Researchers at Virginia Commonwealth University and universities in China and Japan have discovered a new structural variant of carbon called "penta-graphene" - a very thin sheet of pure carbon that has a unique structure inspired by a pentagonal pattern of tiles found paving the streets of Cairo.
The newly discovered material, called penta-graphene, is a single layer of carbon pentagons that resembles the Cairo tiling, and that appears to be dynamically, thermally and mechanically stable.
"The three last important forms of carbon that have been discovered were fullerene, the nanotube and graphene. Each one of them has unique structure. Penta-graphene will belong in that category," said the paper's senior author, Puru Jena, Ph.D., distinguished professor in the Department of Physics in VCU's College of Humanities and Sciences.
Qian Wang, Ph.D., a professor at Peking University and an adjunct professor at VCU, was dining in a restaurant in Beijing with her husband when she noticed artwork on the wall depicting pentagon tiles from the streets of Cairo.
"I told my husband, "Come, see! This is a pattern composed only of pentagons,'" she said. "I took a picture and sent it to one of my students, and said, 'I think we can make this. It might be stable. But you must check it carefully.' He did, and it turned out that this structure is so beautiful yet also very simple."
Most forms of carbon are made of hexagonal building blocks, sometimes interspersed with pentagons. Penta-graphene would be a unique two-dimensional carbon allotrope composed exclusively of pentagons.
Along with Jena and Wang, the paper's authors include Shunhong Zhang, Ph.D candidate, from Peking University; Jian Zhou, Ph.D., a postdoctoral researcher at VCU; Xiaoshuang Chen, Ph.D., from the Chinese Academy of Science in Shanghai; and Yoshiyuki Kawazoe, Ph.D., from Tohoku University in Sendai, Japan.
The researchers simulated the synthesis of penta-graphene using computer modelling. The results suggest that the material might outperform graphene in certain applications, as it would be mechanically stable, possess very high strength, and be capable of withstanding temperatures of up to 1,000 degrees Kelvin.

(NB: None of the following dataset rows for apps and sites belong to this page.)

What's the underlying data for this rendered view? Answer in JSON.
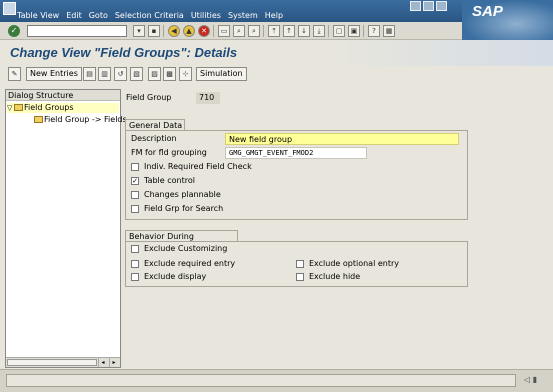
{
  "menu": [
    "Table View",
    "Edit",
    "Goto",
    "Selection Criteria",
    "Utilities",
    "System",
    "Help"
  ],
  "brand": {
    "logo_text": "SAP"
  },
  "toolbar": {
    "command_value": ""
  },
  "title": "Change View \"Field Groups\": Details",
  "app_toolbar": {
    "new_entries_label": "New Entries",
    "simulation_label": "Simulation"
  },
  "dialog_structure": {
    "header": "Dialog Structure",
    "items": [
      {
        "label": "Field Groups",
        "selected": true
      },
      {
        "label": "Field Group -> Fields",
        "selected": false
      }
    ]
  },
  "field_group": {
    "label": "Field Group",
    "value": "710"
  },
  "general_data": {
    "title": "General Data",
    "description_label": "Description",
    "description_value": "New field group",
    "fm_label": "FM for fld grouping",
    "fm_value": "GMG_GMGT_EVENT_FMOD2",
    "checkboxes": [
      {
        "label": "Indiv. Required Field Check",
        "checked": false
      },
      {
        "label": "Table control",
        "checked": true
      },
      {
        "label": "Changes plannable",
        "checked": false
      },
      {
        "label": "Field Grp for Search",
        "checked": false
      }
    ]
  },
  "behavior": {
    "title": "Behavior During Customizing",
    "checkboxes": [
      {
        "label": "Exclude Customizing",
        "checked": false
      },
      {
        "label": "Exclude required entry",
        "checked": false
      },
      {
        "label": "Exclude optional entry",
        "checked": false
      },
      {
        "label": "Exclude display",
        "checked": false
      },
      {
        "label": "Exclude hide",
        "checked": false
      }
    ]
  },
  "colors": {
    "title": "#1e4a7a",
    "menubar": "#2a5582",
    "description_bg": "#ffff99",
    "selected_tree_bg": "#ffffc0"
  }
}
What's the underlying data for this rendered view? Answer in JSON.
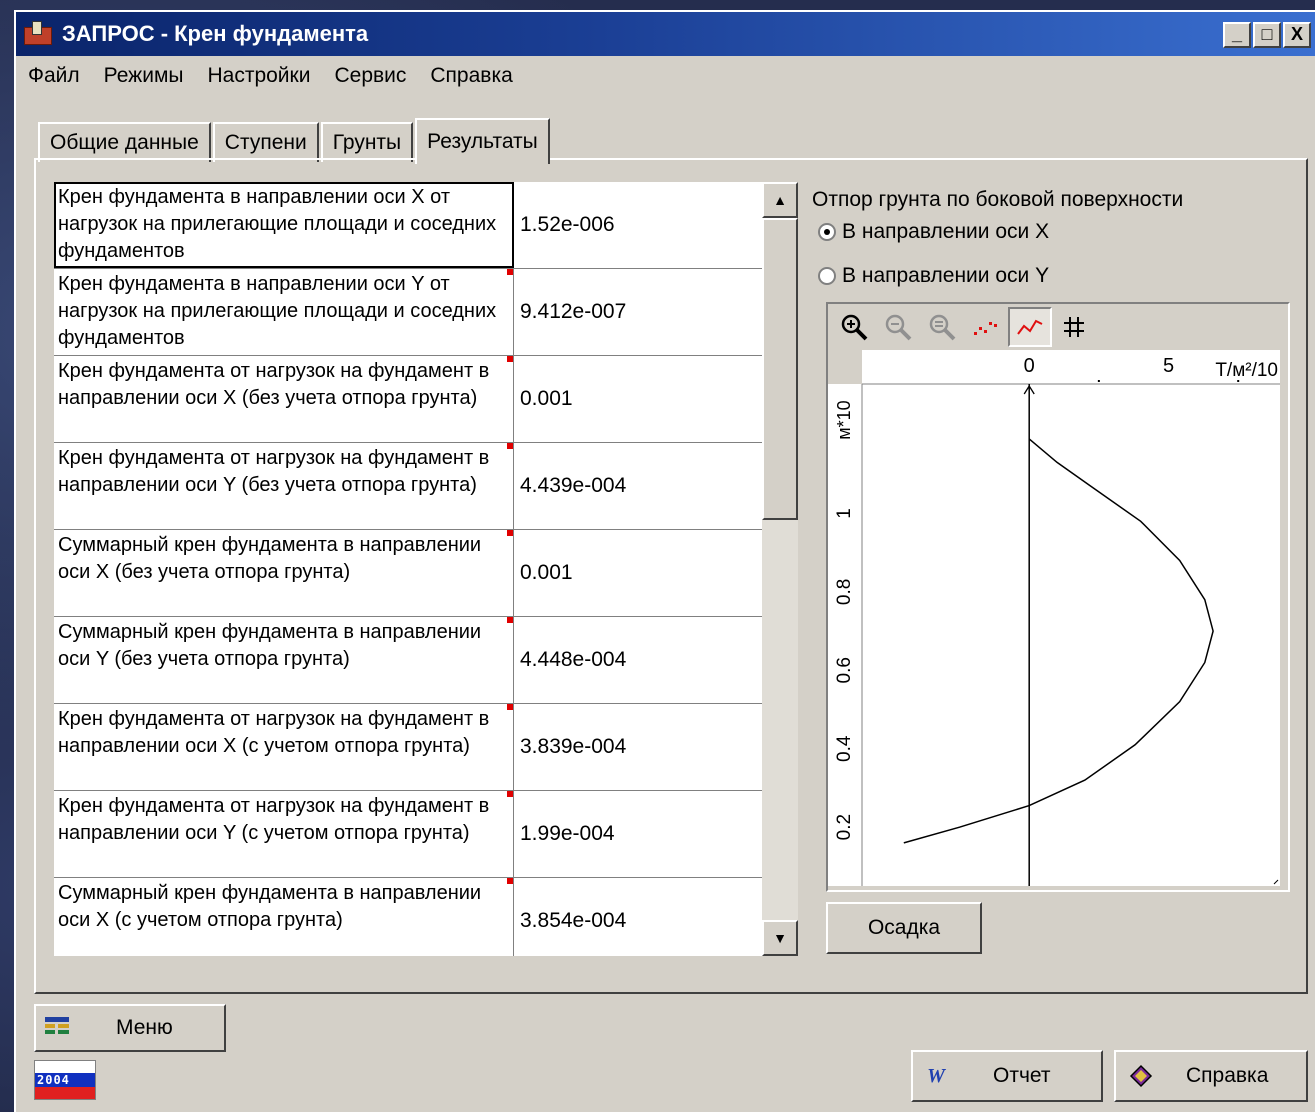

"You know the saying, diamonds are forever? That's because it takes a lot of energy to convert diamond back into graphite," Jena said. "This will be similar."
Penta-graphene has several interesting and unusual properties, Jena said. For example, penta-graphene is a semiconductor, whereas graphene is a conductor of electricity.
"When you take graphene and roll it up, you make what is called a carbon nanotube which can be metallic or semiconducting," Jena said. "Penta-graphene, when you roll it up, will also make a nanotube, but it is always semiconducting."
The way the material stretches is also highly unusual, the researchers said.
"If you stretch graphene, it will expand along the direction it is stretched, but contract along the perpendicular direction." Wang said. "However, if you stretch penta-graphene, it will expand in both directions."
The material's mechanical strength, derived from a rare property known as Negative Poisson's Ratio, may hold especially interesting applications for technology, the researchers said.
Penta-graphene's properties suggest that it may have applications in electronics, biomedicine, nanotechnology and more.
The next step, Jena said, is for scientists to synthesize penta-graphene.
"Once you make it, it [will be] very stable. So the question becomes, how do you make it? In this paper, we have some ideas. Right now, the project is theoretical. It's based on computer modelling, but we believe in this prediction quite strongly. And once you make it, it will open up an entirely new branch of carbon science. Two-dimensional carbon made completely of pentagons has never been known."